What to work on: Return each line of the listing that contains the string "here".

>>>

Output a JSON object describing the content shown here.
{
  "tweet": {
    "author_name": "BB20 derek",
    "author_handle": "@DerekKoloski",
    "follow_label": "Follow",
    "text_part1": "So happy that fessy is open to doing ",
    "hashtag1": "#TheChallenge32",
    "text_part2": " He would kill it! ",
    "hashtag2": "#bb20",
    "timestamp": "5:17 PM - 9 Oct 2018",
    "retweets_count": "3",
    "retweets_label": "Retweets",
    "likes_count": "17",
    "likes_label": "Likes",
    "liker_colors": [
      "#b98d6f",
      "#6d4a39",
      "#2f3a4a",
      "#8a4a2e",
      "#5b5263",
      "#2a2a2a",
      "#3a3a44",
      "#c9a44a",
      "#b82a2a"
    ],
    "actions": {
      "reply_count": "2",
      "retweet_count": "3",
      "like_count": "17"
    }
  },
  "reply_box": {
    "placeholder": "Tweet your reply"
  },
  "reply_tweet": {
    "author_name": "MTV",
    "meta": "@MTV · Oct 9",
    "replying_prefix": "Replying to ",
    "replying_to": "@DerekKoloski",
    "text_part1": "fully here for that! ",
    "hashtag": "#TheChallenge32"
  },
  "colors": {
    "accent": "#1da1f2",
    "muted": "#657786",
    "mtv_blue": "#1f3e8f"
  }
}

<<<

Answer box:
Output a JSON object describing the content shown here.
    "text_part1": "fully here for that! ",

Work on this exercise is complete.